**Work order**
Word for word, copy the entire listing.
□ □ □ □ □ □ □
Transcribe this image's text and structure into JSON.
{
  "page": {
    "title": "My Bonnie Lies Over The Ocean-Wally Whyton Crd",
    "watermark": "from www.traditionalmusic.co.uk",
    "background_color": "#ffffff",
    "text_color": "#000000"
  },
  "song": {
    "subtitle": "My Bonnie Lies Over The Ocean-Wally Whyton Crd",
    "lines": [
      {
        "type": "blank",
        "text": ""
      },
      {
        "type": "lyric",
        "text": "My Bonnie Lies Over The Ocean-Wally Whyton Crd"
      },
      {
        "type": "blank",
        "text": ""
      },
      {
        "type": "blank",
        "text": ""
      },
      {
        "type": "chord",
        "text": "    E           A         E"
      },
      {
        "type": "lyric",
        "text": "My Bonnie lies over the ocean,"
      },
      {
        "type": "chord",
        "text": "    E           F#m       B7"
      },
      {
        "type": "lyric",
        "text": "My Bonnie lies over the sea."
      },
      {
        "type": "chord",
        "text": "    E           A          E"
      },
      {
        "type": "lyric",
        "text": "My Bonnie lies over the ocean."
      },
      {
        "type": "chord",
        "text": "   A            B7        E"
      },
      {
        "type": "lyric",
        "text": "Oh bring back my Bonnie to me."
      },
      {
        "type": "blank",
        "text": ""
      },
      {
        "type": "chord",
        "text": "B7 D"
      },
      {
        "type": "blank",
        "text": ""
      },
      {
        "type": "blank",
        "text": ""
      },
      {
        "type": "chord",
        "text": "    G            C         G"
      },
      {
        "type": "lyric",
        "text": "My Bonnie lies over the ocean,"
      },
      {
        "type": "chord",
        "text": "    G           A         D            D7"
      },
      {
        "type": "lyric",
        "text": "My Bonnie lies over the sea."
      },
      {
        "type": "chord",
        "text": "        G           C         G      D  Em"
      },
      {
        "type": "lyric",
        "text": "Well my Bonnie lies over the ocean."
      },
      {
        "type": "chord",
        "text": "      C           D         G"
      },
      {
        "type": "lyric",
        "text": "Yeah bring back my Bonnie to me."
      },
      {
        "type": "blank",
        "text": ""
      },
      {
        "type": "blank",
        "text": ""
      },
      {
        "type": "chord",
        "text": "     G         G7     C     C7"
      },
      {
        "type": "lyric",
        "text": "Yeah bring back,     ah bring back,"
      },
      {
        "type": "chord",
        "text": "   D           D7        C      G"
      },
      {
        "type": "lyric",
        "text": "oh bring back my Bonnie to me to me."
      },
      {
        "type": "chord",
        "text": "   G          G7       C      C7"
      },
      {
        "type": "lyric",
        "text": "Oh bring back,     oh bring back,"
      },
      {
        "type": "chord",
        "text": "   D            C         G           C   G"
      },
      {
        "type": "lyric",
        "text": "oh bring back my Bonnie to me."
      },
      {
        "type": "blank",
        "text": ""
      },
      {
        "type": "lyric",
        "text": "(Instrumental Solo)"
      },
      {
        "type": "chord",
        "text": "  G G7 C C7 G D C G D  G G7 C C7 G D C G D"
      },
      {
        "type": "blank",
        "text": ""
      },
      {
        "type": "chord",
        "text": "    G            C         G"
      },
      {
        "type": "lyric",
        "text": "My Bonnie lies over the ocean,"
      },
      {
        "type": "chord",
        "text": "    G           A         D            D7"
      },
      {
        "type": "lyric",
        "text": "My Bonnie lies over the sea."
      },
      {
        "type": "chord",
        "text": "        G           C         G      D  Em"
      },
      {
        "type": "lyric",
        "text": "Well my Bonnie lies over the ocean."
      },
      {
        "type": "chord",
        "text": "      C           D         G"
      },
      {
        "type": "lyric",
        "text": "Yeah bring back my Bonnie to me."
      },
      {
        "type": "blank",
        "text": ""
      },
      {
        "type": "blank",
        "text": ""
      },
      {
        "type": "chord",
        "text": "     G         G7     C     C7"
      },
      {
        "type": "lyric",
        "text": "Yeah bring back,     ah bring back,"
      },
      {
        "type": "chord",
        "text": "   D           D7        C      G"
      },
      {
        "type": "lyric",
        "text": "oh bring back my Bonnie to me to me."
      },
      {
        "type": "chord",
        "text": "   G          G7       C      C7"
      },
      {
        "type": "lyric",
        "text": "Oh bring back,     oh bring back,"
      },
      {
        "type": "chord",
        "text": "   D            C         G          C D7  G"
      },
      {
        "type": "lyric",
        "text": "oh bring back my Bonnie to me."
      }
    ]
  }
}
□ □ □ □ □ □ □
**Response**
Transcribe this image's text and structure into JSON.
{
  "page": {
    "title": "My Bonnie Lies Over The Ocean-Wally Whyton Crd",
    "watermark": "from www.traditionalmusic.co.uk",
    "background_color": "#ffffff",
    "text_color": "#000000"
  },
  "song": {
    "subtitle": "My Bonnie Lies Over The Ocean-Wally Whyton Crd",
    "lines": [
      {
        "type": "blank",
        "text": ""
      },
      {
        "type": "lyric",
        "text": "My Bonnie Lies Over The Ocean-Wally Whyton Crd"
      },
      {
        "type": "blank",
        "text": ""
      },
      {
        "type": "blank",
        "text": ""
      },
      {
        "type": "chord",
        "text": "    E           A         E"
      },
      {
        "type": "lyric",
        "text": "My Bonnie lies over the ocean,"
      },
      {
        "type": "chord",
        "text": "    E           F#m       B7"
      },
      {
        "type": "lyric",
        "text": "My Bonnie lies over the sea."
      },
      {
        "type": "chord",
        "text": "    E           A          E"
      },
      {
        "type": "lyric",
        "text": "My Bonnie lies over the ocean."
      },
      {
        "type": "chord",
        "text": "   A            B7        E"
      },
      {
        "type": "lyric",
        "text": "Oh bring back my Bonnie to me."
      },
      {
        "type": "blank",
        "text": ""
      },
      {
        "type": "chord",
        "text": "B7 D"
      },
      {
        "type": "blank",
        "text": ""
      },
      {
        "type": "blank",
        "text": ""
      },
      {
        "type": "chord",
        "text": "    G            C         G"
      },
      {
        "type": "lyric",
        "text": "My Bonnie lies over the ocean,"
      },
      {
        "type": "chord",
        "text": "    G           A         D            D7"
      },
      {
        "type": "lyric",
        "text": "My Bonnie lies over the sea."
      },
      {
        "type": "chord",
        "text": "        G           C         G      D  Em"
      },
      {
        "type": "lyric",
        "text": "Well my Bonnie lies over the ocean."
      },
      {
        "type": "chord",
        "text": "      C           D         G"
      },
      {
        "type": "lyric",
        "text": "Yeah bring back my Bonnie to me."
      },
      {
        "type": "blank",
        "text": ""
      },
      {
        "type": "blank",
        "text": ""
      },
      {
        "type": "chord",
        "text": "     G         G7     C     C7"
      },
      {
        "type": "lyric",
        "text": "Yeah bring back,     ah bring back,"
      },
      {
        "type": "chord",
        "text": "   D           D7        C      G"
      },
      {
        "type": "lyric",
        "text": "oh bring back my Bonnie to me to me."
      },
      {
        "type": "chord",
        "text": "   G          G7       C      C7"
      },
      {
        "type": "lyric",
        "text": "Oh bring back,     oh bring back,"
      },
      {
        "type": "chord",
        "text": "   D            C         G           C   G"
      },
      {
        "type": "lyric",
        "text": "oh bring back my Bonnie to me."
      },
      {
        "type": "blank",
        "text": ""
      },
      {
        "type": "lyric",
        "text": "(Instrumental Solo)"
      },
      {
        "type": "chord",
        "text": "  G G7 C C7 G D C G D  G G7 C C7 G D C G D"
      },
      {
        "type": "blank",
        "text": ""
      },
      {
        "type": "chord",
        "text": "    G            C         G"
      },
      {
        "type": "lyric",
        "text": "My Bonnie lies over the ocean,"
      },
      {
        "type": "chord",
        "text": "    G           A         D            D7"
      },
      {
        "type": "lyric",
        "text": "My Bonnie lies over the sea."
      },
      {
        "type": "chord",
        "text": "        G           C         G      D  Em"
      },
      {
        "type": "lyric",
        "text": "Well my Bonnie lies over the ocean."
      },
      {
        "type": "chord",
        "text": "      C           D         G"
      },
      {
        "type": "lyric",
        "text": "Yeah bring back my Bonnie to me."
      },
      {
        "type": "blank",
        "text": ""
      },
      {
        "type": "blank",
        "text": ""
      },
      {
        "type": "chord",
        "text": "     G         G7     C     C7"
      },
      {
        "type": "lyric",
        "text": "Yeah bring back,     ah bring back,"
      },
      {
        "type": "chord",
        "text": "   D           D7        C      G"
      },
      {
        "type": "lyric",
        "text": "oh bring back my Bonnie to me to me."
      },
      {
        "type": "chord",
        "text": "   G          G7       C      C7"
      },
      {
        "type": "lyric",
        "text": "Oh bring back,     oh bring back,"
      },
      {
        "type": "chord",
        "text": "   D            C         G          C D7  G"
      },
      {
        "type": "lyric",
        "text": "oh bring back my Bonnie to me."
      }
    ]
  }
}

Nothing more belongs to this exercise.